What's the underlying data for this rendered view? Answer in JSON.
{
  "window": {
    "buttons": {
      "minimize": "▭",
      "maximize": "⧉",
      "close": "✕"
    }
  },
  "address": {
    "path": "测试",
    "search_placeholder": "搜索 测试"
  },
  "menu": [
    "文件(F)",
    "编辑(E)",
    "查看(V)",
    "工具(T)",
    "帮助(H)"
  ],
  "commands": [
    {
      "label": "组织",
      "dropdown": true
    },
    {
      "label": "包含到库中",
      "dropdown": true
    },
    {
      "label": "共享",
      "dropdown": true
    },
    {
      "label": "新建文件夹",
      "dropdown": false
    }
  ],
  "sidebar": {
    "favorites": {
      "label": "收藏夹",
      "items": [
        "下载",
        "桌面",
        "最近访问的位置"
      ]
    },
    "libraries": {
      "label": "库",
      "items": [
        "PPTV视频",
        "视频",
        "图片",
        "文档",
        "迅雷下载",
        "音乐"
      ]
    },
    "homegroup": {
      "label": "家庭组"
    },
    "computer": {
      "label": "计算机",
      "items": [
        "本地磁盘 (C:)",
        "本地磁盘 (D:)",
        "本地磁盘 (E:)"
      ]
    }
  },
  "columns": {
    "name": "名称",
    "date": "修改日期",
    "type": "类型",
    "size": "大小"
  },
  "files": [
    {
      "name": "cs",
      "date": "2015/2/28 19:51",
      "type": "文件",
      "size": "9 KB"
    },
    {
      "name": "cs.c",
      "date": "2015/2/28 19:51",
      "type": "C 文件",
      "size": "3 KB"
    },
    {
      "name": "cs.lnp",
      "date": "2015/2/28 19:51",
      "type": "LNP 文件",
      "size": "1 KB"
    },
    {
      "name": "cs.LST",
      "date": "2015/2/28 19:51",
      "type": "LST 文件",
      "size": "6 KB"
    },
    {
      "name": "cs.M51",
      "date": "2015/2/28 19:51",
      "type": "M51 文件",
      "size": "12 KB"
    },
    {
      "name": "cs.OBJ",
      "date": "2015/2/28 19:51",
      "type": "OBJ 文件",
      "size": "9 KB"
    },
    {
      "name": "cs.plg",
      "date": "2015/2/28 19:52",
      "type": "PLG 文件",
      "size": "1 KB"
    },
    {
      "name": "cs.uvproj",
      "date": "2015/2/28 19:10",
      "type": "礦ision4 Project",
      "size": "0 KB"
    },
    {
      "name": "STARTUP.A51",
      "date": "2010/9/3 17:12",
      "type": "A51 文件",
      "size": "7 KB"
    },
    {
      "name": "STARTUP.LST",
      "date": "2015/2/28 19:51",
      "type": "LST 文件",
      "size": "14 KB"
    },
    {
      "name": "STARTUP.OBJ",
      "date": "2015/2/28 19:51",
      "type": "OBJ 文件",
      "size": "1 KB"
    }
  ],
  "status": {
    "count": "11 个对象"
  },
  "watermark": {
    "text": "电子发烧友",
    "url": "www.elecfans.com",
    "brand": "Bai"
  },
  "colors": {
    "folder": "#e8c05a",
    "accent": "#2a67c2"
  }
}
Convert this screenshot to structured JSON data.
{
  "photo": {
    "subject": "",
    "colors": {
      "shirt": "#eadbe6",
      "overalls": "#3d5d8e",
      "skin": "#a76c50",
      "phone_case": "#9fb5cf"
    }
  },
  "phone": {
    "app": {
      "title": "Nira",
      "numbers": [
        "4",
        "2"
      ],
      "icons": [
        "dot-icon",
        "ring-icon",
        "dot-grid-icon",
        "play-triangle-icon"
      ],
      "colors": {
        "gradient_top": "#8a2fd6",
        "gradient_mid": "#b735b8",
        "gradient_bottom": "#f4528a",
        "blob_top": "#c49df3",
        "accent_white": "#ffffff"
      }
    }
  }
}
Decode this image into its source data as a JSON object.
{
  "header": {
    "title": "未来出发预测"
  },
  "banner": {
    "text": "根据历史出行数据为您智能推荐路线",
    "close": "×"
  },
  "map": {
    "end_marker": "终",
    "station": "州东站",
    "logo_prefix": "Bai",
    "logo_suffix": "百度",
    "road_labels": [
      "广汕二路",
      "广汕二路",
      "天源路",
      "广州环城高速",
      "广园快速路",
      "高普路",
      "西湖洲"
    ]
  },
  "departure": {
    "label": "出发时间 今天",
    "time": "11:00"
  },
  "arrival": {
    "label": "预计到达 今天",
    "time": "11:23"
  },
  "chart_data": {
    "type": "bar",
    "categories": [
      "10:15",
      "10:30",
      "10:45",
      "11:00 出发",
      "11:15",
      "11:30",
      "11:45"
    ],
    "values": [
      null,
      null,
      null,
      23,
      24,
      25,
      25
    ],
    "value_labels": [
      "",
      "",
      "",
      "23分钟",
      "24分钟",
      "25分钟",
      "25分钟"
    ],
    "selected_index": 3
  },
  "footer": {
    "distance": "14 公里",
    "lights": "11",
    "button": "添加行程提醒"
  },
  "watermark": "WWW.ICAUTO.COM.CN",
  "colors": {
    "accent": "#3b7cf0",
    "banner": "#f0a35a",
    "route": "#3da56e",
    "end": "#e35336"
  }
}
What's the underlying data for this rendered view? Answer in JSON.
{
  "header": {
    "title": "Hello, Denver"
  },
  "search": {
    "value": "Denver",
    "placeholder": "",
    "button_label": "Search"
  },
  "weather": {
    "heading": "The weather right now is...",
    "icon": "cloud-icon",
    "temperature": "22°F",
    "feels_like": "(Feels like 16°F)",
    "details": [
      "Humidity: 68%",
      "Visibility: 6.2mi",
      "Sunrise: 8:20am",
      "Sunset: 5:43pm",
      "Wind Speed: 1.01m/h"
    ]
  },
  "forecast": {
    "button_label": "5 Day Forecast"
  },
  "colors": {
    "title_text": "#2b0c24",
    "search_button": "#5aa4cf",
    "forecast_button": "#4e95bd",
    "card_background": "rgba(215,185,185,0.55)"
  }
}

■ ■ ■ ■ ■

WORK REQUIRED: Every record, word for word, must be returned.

ANSWER TO THE EXERCISE:
What's the underlying data for this rendered view? Answer in JSON.
{
  "window": {
    "buttons": {
      "minimize": "▭",
      "maximize": "⧉",
      "close": "✕"
    }
  },
  "address": {
    "path": "测试",
    "search_placeholder": "搜索 测试"
  },
  "menu": [
    "文件(F)",
    "编辑(E)",
    "查看(V)",
    "工具(T)",
    "帮助(H)"
  ],
  "commands": [
    {
      "label": "组织",
      "dropdown": true
    },
    {
      "label": "包含到库中",
      "dropdown": true
    },
    {
      "label": "共享",
      "dropdown": true
    },
    {
      "label": "新建文件夹",
      "dropdown": false
    }
  ],
  "sidebar": {
    "favorites": {
      "label": "收藏夹",
      "items": [
        "下载",
        "桌面",
        "最近访问的位置"
      ]
    },
    "libraries": {
      "label": "库",
      "items": [
        "PPTV视频",
        "视频",
        "图片",
        "文档",
        "迅雷下载",
        "音乐"
      ]
    },
    "homegroup": {
      "label": "家庭组"
    },
    "computer": {
      "label": "计算机",
      "items": [
        "本地磁盘 (C:)",
        "本地磁盘 (D:)",
        "本地磁盘 (E:)"
      ]
    }
  },
  "columns": {
    "name": "名称",
    "date": "修改日期",
    "type": "类型",
    "size": "大小"
  },
  "files": [
    {
      "name": "cs",
      "date": "2015/2/28 19:51",
      "type": "文件",
      "size": "9 KB"
    },
    {
      "name": "cs.c",
      "date": "2015/2/28 19:51",
      "type": "C 文件",
      "size": "3 KB"
    },
    {
      "name": "cs.lnp",
      "date": "2015/2/28 19:51",
      "type": "LNP 文件",
      "size": "1 KB"
    },
    {
      "name": "cs.LST",
      "date": "2015/2/28 19:51",
      "type": "LST 文件",
      "size": "6 KB"
    },
    {
      "name": "cs.M51",
      "date": "2015/2/28 19:51",
      "type": "M51 文件",
      "size": "12 KB"
    },
    {
      "name": "cs.OBJ",
      "date": "2015/2/28 19:51",
      "type": "OBJ 文件",
      "size": "9 KB"
    },
    {
      "name": "cs.plg",
      "date": "2015/2/28 19:52",
      "type": "PLG 文件",
      "size": "1 KB"
    },
    {
      "name": "cs.uvproj",
      "date": "2015/2/28 19:10",
      "type": "礦ision4 Project",
      "size": "0 KB"
    },
    {
      "name": "STARTUP.A51",
      "date": "2010/9/3 17:12",
      "type": "A51 文件",
      "size": "7 KB"
    },
    {
      "name": "STARTUP.LST",
      "date": "2015/2/28 19:51",
      "type": "LST 文件",
      "size": "14 KB"
    },
    {
      "name": "STARTUP.OBJ",
      "date": "2015/2/28 19:51",
      "type": "OBJ 文件",
      "size": "1 KB"
    }
  ],
  "status": {
    "count": "11 个对象"
  },
  "watermark": {
    "text": "电子发烧友",
    "url": "www.elecfans.com",
    "brand": "Bai"
  },
  "colors": {
    "folder": "#e8c05a",
    "accent": "#2a67c2"
  }
}
Convert this screenshot to structured JSON data.
{
  "photo": {
    "subject": "",
    "colors": {
      "shirt": "#eadbe6",
      "overalls": "#3d5d8e",
      "skin": "#a76c50",
      "phone_case": "#9fb5cf"
    }
  },
  "phone": {
    "app": {
      "title": "Nira",
      "numbers": [
        "4",
        "2"
      ],
      "icons": [
        "dot-icon",
        "ring-icon",
        "dot-grid-icon",
        "play-triangle-icon"
      ],
      "colors": {
        "gradient_top": "#8a2fd6",
        "gradient_mid": "#b735b8",
        "gradient_bottom": "#f4528a",
        "blob_top": "#c49df3",
        "accent_white": "#ffffff"
      }
    }
  }
}
Decode this image into its source data as a JSON object.
{
  "header": {
    "title": "未来出发预测"
  },
  "banner": {
    "text": "根据历史出行数据为您智能推荐路线",
    "close": "×"
  },
  "map": {
    "end_marker": "终",
    "station": "州东站",
    "logo_prefix": "Bai",
    "logo_suffix": "百度",
    "road_labels": [
      "广汕二路",
      "广汕二路",
      "天源路",
      "广州环城高速",
      "广园快速路",
      "高普路",
      "西湖洲"
    ]
  },
  "departure": {
    "label": "出发时间 今天",
    "time": "11:00"
  },
  "arrival": {
    "label": "预计到达 今天",
    "time": "11:23"
  },
  "chart_data": {
    "type": "bar",
    "categories": [
      "10:15",
      "10:30",
      "10:45",
      "11:00 出发",
      "11:15",
      "11:30",
      "11:45"
    ],
    "values": [
      null,
      null,
      null,
      23,
      24,
      25,
      25
    ],
    "value_labels": [
      "",
      "",
      "",
      "23分钟",
      "24分钟",
      "25分钟",
      "25分钟"
    ],
    "selected_index": 3
  },
  "footer": {
    "distance": "14 公里",
    "lights": "11",
    "button": "添加行程提醒"
  },
  "watermark": "WWW.ICAUTO.COM.CN",
  "colors": {
    "accent": "#3b7cf0",
    "banner": "#f0a35a",
    "route": "#3da56e",
    "end": "#e35336"
  }
}
What's the underlying data for this rendered view? Answer in JSON.
{
  "header": {
    "title": "Hello, Denver"
  },
  "search": {
    "value": "Denver",
    "placeholder": "",
    "button_label": "Search"
  },
  "weather": {
    "heading": "The weather right now is...",
    "icon": "cloud-icon",
    "temperature": "22°F",
    "feels_like": "(Feels like 16°F)",
    "details": [
      "Humidity: 68%",
      "Visibility: 6.2mi",
      "Sunrise: 8:20am",
      "Sunset: 5:43pm",
      "Wind Speed: 1.01m/h"
    ]
  },
  "forecast": {
    "button_label": "5 Day Forecast"
  },
  "colors": {
    "title_text": "#2b0c24",
    "search_button": "#5aa4cf",
    "forecast_button": "#4e95bd",
    "card_background": "rgba(215,185,185,0.55)"
  }
}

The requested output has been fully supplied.